The answer must consist of every record, printed exactly as it stands.

----- Extracted entries -----

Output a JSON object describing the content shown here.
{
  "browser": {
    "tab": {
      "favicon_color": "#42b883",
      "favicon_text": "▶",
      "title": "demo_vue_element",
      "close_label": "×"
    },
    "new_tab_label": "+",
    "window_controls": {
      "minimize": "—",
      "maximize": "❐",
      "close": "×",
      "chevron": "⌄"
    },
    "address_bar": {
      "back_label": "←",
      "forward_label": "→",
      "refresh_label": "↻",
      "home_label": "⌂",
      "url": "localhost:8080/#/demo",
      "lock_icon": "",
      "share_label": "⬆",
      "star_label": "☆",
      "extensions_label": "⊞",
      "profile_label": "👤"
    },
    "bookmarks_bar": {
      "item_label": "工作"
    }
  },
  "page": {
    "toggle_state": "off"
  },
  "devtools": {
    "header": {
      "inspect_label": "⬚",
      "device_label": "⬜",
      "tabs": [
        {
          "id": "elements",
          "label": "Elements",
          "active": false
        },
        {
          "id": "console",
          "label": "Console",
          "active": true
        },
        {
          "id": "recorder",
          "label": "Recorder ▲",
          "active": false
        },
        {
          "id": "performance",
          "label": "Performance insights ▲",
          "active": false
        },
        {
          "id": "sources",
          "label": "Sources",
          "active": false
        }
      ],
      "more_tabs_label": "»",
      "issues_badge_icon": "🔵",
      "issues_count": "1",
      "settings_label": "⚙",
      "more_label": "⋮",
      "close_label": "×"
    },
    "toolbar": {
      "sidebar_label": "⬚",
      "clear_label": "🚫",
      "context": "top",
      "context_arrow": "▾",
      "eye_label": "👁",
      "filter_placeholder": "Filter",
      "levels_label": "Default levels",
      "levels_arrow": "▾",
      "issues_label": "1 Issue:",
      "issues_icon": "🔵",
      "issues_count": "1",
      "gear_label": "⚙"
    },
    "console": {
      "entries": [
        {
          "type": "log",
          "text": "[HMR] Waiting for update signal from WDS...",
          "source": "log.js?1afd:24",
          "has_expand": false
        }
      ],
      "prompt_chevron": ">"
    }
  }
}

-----

■ **Worked solution**
Output a JSON object describing the content shown here.
{
  "browser": {
    "tab": {
      "favicon_color": "#42b883",
      "favicon_text": "▶",
      "title": "demo_vue_element",
      "close_label": "×"
    },
    "new_tab_label": "+",
    "window_controls": {
      "minimize": "—",
      "maximize": "❐",
      "close": "×",
      "chevron": "⌄"
    },
    "address_bar": {
      "back_label": "←",
      "forward_label": "→",
      "refresh_label": "↻",
      "home_label": "⌂",
      "url": "localhost:8080/#/demo",
      "lock_icon": "",
      "share_label": "⬆",
      "star_label": "☆",
      "extensions_label": "⊞",
      "profile_label": "👤"
    },
    "bookmarks_bar": {
      "item_label": "工作"
    }
  },
  "page": {
    "toggle_state": "off"
  },
  "devtools": {
    "header": {
      "inspect_label": "⬚",
      "device_label": "⬜",
      "tabs": [
        {
          "id": "elements",
          "label": "Elements",
          "active": false
        },
        {
          "id": "console",
          "label": "Console",
          "active": true
        },
        {
          "id": "recorder",
          "label": "Recorder ▲",
          "active": false
        },
        {
          "id": "performance",
          "label": "Performance insights ▲",
          "active": false
        },
        {
          "id": "sources",
          "label": "Sources",
          "active": false
        }
      ],
      "more_tabs_label": "»",
      "issues_badge_icon": "🔵",
      "issues_count": "1",
      "settings_label": "⚙",
      "more_label": "⋮",
      "close_label": "×"
    },
    "toolbar": {
      "sidebar_label": "⬚",
      "clear_label": "🚫",
      "context": "top",
      "context_arrow": "▾",
      "eye_label": "👁",
      "filter_placeholder": "Filter",
      "levels_label": "Default levels",
      "levels_arrow": "▾",
      "issues_label": "1 Issue:",
      "issues_icon": "🔵",
      "issues_count": "1",
      "gear_label": "⚙"
    },
    "console": {
      "entries": [
        {
          "type": "log",
          "text": "[HMR] Waiting for update signal from WDS...",
          "source": "log.js?1afd:24",
          "has_expand": false
        }
      ],
      "prompt_chevron": ">"
    }
  }
}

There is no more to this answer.